You’re used to seeing smart gadgets that are supposed to turn couch potatoes into health-obsessed marathon runners. Here’s a device that helps bring crop potatoes one step closer to becoming chips or french fries on regular peoples’ tables.
The ongoing IoT hype made space for a slew of useless gadgets. Solutions for problems that didn’t exist. Some such products are impressive demonstrations of new technologies and people’s ingenuity, getting their 15 minutes of fame on social media before making room for the next. However, the highest value for invested engineering hours is created when ingenuity meets utility.
Bernhard Brettmeister works for his father’s company that builds those agricultural machines that look like giant mechanical catrpilars attached to tractors.
Bernhard’s role is to create the electronics for controlling the equipment. We wrote about his work on the Minimaus beet loader last year.
This time he created a controller for Brettmeister K3, a machine that transports potatoes from the harvester to the road transporter, cleaning them along the way.

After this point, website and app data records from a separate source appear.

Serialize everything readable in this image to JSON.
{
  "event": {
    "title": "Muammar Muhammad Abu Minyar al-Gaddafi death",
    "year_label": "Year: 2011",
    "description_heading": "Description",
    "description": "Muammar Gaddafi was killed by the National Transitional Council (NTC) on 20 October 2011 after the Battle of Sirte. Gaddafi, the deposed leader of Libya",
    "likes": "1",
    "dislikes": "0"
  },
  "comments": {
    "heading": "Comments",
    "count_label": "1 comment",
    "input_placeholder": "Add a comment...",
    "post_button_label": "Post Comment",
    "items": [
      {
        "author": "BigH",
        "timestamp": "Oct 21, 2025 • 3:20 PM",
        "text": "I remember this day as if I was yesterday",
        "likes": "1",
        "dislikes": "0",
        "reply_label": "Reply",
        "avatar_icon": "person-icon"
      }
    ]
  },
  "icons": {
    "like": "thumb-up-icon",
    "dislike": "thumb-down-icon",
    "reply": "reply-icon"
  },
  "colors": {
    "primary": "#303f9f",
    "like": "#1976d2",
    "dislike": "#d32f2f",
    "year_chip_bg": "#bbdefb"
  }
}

The original Minimaus beet loader controller wasn’t up for the task as it wasn’t resistant to dirt. This is, according to Bernhard, a much more modular device. Like the Minimaus, it also incorporates a mikromedia for PIC32, along with a shield that has connectors for potentiometers and joysticks. They also have a version without a display, for which they’ve built a custom PCB. The firmware for both is written in mikroC.
The device uses a one-wire bus system called Qubus (patent pending), invented by Bernhard himself (you can read about it on his webpage, it’s in German so try Google translate). The electronics control the machine via hydraulic valves.

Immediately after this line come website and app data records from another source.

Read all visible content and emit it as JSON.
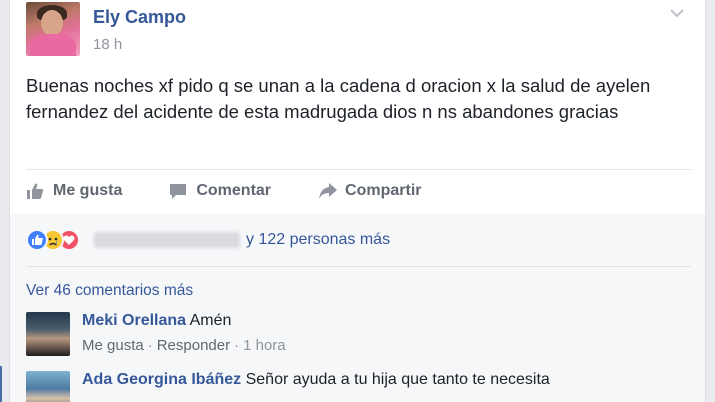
{
  "post": {
    "author": "Ely Campo",
    "time": "18 h",
    "text": "Buenas noches xf pido q se unan a la cadena d oracion x la salud de ayelen fernandez del acidente de esta madrugada dios n ns abandones gracias"
  },
  "actions": {
    "like": "Me gusta",
    "comment": "Comentar",
    "share": "Compartir"
  },
  "reactions": {
    "icons": [
      "like-icon",
      "sad-icon",
      "love-icon"
    ],
    "others_text": "y 122 personas más"
  },
  "comments_section": {
    "more_label": "Ver 46 comentarios más",
    "comments": [
      {
        "name": "Meki Orellana",
        "text": "Amén",
        "like_label": "Me gusta",
        "reply_label": "Responder",
        "time": "1 hora"
      },
      {
        "name": "Ada Georgina Ibáñez",
        "text": "Señor ayuda a tu hija que tanto te necesita"
      }
    ]
  },
  "colors": {
    "link_blue": "#365899",
    "like_blue": "#4080ff",
    "sad_yellow": "#f7c631",
    "love_red": "#f25268"
  }
}
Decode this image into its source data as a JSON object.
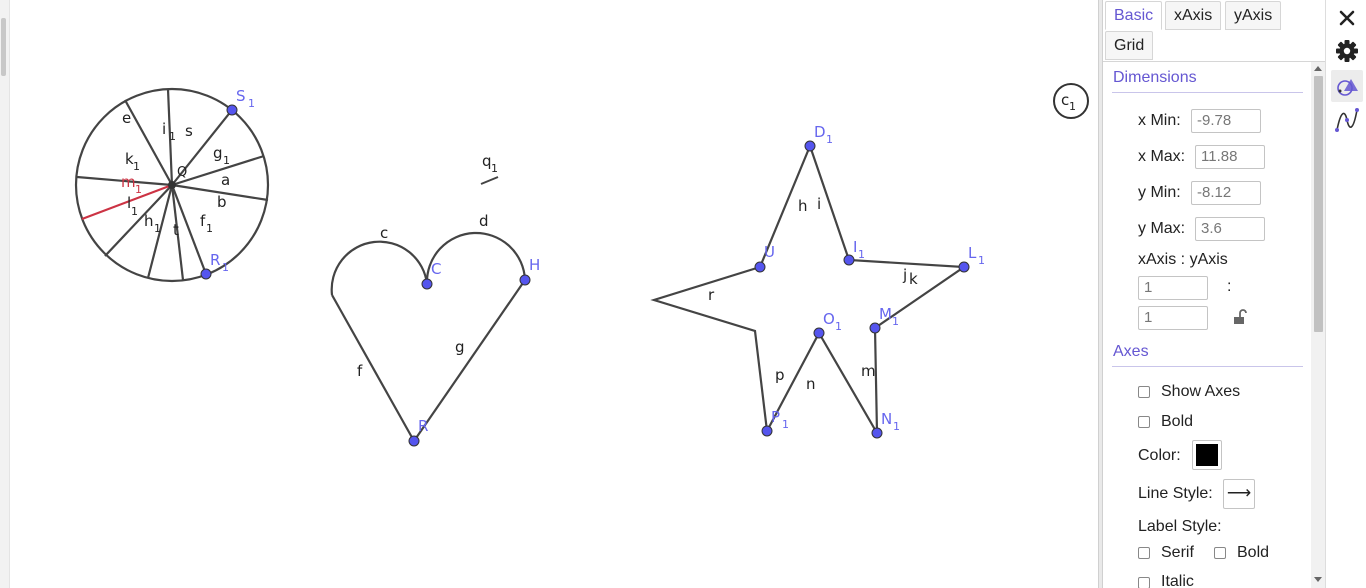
{
  "canvas": {
    "labels": {
      "circle_lines": [
        "e",
        "i",
        "1",
        "s",
        "k",
        "1",
        "g",
        "1",
        "a",
        "m",
        "1",
        "b",
        "l",
        "1",
        "h",
        "1",
        "t",
        "f",
        "1"
      ],
      "q": [
        "q",
        "1"
      ],
      "heart": [
        "c",
        "d",
        "f",
        "g"
      ],
      "star": [
        "h",
        "i",
        "j",
        "k",
        "p",
        "n",
        "m"
      ]
    },
    "points": {
      "S1": [
        "S",
        "1"
      ],
      "R1": [
        "R",
        "1"
      ],
      "Q": "Q",
      "C": "C",
      "H": "H",
      "R": "R",
      "D1": [
        "D",
        "1"
      ],
      "U": "U",
      "I1": [
        "I",
        "1"
      ],
      "L1": [
        "L",
        "1"
      ],
      "O1": [
        "O",
        "1"
      ],
      "M1": [
        "M",
        "1"
      ],
      "P1": [
        "P",
        "1"
      ],
      "N1": [
        "N",
        "1"
      ],
      "c1": [
        "c",
        "1"
      ],
      "r": "r"
    },
    "colors": {
      "line": "#444444",
      "point_fill": "#5555ee",
      "point_label": "#6666ee",
      "highlight_line": "#cc3344"
    }
  },
  "panel": {
    "tabs": [
      {
        "label": "Basic",
        "active": true
      },
      {
        "label": "xAxis",
        "active": false
      },
      {
        "label": "yAxis",
        "active": false
      },
      {
        "label": "Grid",
        "active": false
      }
    ],
    "dimensions": {
      "title": "Dimensions",
      "xmin_label": "x Min:",
      "xmin_value": "-9.78",
      "xmax_label": "x Max:",
      "xmax_value": "11.88",
      "ymin_label": "y Min:",
      "ymin_value": "-8.12",
      "ymax_label": "y Max:",
      "ymax_value": "3.6",
      "ratio_label": "xAxis : yAxis",
      "ratio_x": "1",
      "ratio_colon": ":",
      "ratio_y": "1"
    },
    "axes": {
      "title": "Axes",
      "show_axes_label": "Show Axes",
      "bold_label": "Bold",
      "color_label": "Color:",
      "color_value": "#000000",
      "line_style_label": "Line Style:",
      "line_style_glyph": "⟶",
      "label_style_label": "Label Style:",
      "serif_label": "Serif",
      "label_bold_label": "Bold",
      "italic_label": "Italic"
    }
  },
  "sidebar_icons": [
    "close-icon",
    "gear-icon",
    "graphics-view-icon",
    "algebra-graph-icon"
  ]
}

What are you working on? Tell us your story. As you see we write about more varied projects than what’s regular tech blog fodder.